Burn After Reading
Director: Ethan & Joel Coen
Starring: George Clooney, John Malkovich, Frances McDormand, Brad Pitt
Rating: 4 stars (out of five)
Following the intense drama No Country for Old Men, the Coen Brothers return to their sweet spot—deadpan black comedies about losers. With Burn After Reading they take on the spy genre in an age when political thrillers are particularly imbued with sociological commentary. Here, their commentary seems to be that there are losers everywhere you go, and our hyped-up age of espionage and the technological eradication of privacy is stocked with the same old human venality.
The result, with a top-grade cast cutting loose in the Coens’ weird universe, is a fun and unpredictable romp that delivers their trademark combination of laughably bland screwups and unexpected violence.
Okay, try to keep up: John Malkovich is an arrogant bastard of a CIA analyst who gets canned from the Agency by a bunch of faceless bureaucrats who might as well be running a vacuum-cleaner factory in the mid-fifties. His wife is an icy bitch played by Tilda Swinton, who’s sleeping around with a federal marshall played by George Clooney. Swinton’s preliminary steps to divorce Malkovich put apparently secret “SigInt” materials into the hands of a middle-aged gym flunkie, Frances McDormand, obsessed with plastic surgery she can’t afford, who recruits hapless idiot trainer Brad Pitt in an impromptu game of blackmail that’s clearly informed by too many cheap Hollywood thrillers. She meets an increasingly edgy Clooney through a skeevy online dating service, and further complications ensue.
The plot is entirely powered by the pedestrian selfishness of the characters. They’re cheaters, embittered schemers, pathetic losers, and sometimes even sympathetic sad sacks. There are sly digs at espionage thrillers, both with some unskilled cloak and dagger work and in the online dating rendezvous, in which blind dates meet in public, on park benches like spies out of some Graham Greene or John Le Carre novel. The machinery of government, the powerful and clever forces filling Bourne and Bond movies, are useless, clueless, operating on some stratum so far removed from our human level that, in the figure of J.K. Simmons, they can neither figure out what’s going on, nor manage to care.
The deadpan humor will be offputting for some.
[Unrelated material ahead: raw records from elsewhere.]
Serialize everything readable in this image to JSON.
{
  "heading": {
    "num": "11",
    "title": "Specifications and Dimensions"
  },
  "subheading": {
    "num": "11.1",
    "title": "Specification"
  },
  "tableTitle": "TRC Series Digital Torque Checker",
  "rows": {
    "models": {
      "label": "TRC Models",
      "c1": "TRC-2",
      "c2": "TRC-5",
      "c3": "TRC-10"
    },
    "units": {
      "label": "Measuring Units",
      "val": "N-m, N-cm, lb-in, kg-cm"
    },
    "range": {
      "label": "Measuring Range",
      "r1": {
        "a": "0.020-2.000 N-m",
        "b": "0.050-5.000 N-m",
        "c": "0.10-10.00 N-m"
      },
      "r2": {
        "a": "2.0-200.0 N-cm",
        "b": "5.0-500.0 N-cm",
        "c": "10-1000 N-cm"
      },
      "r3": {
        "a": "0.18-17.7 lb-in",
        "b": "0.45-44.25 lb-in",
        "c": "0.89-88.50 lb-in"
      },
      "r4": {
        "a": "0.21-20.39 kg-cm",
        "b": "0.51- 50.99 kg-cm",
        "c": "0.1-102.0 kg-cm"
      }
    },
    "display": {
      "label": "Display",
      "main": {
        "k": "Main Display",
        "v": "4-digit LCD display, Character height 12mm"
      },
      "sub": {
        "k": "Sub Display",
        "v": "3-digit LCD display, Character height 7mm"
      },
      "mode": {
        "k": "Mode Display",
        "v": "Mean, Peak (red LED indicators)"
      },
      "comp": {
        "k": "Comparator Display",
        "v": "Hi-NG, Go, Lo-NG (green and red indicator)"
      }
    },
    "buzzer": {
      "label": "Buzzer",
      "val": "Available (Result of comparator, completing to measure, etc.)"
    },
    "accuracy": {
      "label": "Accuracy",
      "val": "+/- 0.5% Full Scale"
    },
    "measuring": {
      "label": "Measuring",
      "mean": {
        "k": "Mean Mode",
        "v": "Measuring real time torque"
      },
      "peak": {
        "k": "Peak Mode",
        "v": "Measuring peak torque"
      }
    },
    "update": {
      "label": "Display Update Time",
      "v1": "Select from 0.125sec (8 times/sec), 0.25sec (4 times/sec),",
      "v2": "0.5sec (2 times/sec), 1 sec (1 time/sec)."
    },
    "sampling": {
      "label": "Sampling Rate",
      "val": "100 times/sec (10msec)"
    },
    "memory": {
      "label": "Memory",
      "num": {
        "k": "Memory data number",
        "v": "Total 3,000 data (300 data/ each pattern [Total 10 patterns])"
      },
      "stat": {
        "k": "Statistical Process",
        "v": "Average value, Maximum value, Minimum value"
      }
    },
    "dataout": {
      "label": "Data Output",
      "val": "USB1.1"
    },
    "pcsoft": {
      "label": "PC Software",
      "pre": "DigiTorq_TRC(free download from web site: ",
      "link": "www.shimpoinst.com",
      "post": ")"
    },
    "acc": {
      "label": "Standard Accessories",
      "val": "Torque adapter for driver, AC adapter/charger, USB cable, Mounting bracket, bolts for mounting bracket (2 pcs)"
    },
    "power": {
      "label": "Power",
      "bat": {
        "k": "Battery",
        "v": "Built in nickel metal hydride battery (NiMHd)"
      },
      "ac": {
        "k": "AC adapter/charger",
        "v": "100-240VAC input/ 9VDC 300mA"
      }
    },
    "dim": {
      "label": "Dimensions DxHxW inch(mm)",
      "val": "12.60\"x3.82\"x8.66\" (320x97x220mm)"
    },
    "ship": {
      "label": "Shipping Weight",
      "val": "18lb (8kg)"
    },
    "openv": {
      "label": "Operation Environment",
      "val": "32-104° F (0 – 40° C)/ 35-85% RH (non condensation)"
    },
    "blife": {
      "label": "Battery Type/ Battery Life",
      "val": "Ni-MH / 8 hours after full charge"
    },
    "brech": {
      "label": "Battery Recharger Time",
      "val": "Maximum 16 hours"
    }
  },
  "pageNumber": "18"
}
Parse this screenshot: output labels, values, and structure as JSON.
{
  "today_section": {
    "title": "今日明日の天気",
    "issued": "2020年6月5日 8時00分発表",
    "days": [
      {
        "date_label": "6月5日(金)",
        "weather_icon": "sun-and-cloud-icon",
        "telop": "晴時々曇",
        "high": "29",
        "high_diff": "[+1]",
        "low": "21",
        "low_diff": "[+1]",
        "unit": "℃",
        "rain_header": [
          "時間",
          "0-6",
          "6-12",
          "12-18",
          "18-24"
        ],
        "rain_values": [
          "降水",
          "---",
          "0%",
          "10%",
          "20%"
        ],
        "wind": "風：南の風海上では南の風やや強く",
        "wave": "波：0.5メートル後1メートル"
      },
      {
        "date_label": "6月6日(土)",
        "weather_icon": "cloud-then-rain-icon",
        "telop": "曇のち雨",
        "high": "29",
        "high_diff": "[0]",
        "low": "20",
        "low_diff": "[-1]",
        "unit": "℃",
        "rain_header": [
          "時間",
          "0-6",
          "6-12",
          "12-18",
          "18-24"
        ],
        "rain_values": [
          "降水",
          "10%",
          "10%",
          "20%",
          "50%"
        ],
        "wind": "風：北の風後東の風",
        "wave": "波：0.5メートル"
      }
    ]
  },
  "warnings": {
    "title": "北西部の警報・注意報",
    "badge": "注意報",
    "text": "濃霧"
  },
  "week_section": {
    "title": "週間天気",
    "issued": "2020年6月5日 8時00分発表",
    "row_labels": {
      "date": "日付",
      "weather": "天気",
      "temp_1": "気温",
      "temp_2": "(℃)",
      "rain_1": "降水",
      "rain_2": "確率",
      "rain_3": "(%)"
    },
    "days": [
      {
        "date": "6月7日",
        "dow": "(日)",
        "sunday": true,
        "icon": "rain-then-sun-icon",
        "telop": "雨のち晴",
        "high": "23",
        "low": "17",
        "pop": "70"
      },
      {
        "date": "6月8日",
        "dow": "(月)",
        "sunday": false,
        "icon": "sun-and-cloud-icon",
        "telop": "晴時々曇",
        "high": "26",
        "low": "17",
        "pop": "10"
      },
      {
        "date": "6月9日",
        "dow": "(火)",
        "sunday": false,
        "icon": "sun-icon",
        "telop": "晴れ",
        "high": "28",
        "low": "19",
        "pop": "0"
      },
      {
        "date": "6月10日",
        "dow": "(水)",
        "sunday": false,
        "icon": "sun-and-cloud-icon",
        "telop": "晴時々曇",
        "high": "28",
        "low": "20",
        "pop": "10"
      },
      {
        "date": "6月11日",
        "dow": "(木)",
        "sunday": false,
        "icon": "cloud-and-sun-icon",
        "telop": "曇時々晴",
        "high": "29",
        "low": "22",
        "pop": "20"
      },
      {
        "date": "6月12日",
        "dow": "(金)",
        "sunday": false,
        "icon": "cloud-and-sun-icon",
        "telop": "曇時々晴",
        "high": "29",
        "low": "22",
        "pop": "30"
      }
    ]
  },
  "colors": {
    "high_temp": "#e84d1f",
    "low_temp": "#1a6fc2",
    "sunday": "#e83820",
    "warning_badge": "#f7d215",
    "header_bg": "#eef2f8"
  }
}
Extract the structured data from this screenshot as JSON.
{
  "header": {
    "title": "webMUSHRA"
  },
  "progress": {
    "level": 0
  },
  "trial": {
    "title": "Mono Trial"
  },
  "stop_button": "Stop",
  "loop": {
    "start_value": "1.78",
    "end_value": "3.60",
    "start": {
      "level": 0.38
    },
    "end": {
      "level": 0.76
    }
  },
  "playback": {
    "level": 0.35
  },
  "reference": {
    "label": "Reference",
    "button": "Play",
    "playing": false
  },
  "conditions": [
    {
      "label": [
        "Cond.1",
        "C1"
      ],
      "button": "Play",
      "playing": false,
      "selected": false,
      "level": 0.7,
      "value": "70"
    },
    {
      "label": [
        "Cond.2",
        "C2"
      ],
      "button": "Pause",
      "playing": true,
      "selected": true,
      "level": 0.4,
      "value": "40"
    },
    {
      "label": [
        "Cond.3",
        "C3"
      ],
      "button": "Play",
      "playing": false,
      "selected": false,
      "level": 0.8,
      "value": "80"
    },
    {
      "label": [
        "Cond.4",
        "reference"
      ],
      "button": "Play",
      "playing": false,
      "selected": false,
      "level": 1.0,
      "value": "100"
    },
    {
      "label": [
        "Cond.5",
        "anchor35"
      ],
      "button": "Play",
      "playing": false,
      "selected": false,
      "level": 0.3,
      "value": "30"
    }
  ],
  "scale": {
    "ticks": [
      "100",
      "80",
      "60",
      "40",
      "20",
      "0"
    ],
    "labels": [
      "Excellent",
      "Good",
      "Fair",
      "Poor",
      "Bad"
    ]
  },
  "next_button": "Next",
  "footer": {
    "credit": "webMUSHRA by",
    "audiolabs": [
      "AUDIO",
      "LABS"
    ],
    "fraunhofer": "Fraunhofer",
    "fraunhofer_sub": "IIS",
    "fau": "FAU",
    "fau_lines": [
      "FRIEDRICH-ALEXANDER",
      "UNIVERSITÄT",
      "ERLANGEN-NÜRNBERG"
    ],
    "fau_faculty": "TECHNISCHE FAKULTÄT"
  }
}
It’s dark, and this is not the wild comedy of Raising Arizona, nor the broader Dude-fueled laughs that abide in The Big Lebowski. There’s a touch of claustrophobic weirdness, without being as deeply insane as Barton Fink. Group it closer to The Hudsucker Proxy, if you’re a Coen aficionado.
The film entertains by combining broad acting, straight-faced absurdity and a willingness not to simplify plot or themes. After a summer of action excess, it’s the perfect gentle descent into autumn, both intelligent and slapstick-goofy. America’s best filmmaking team remain in solid form.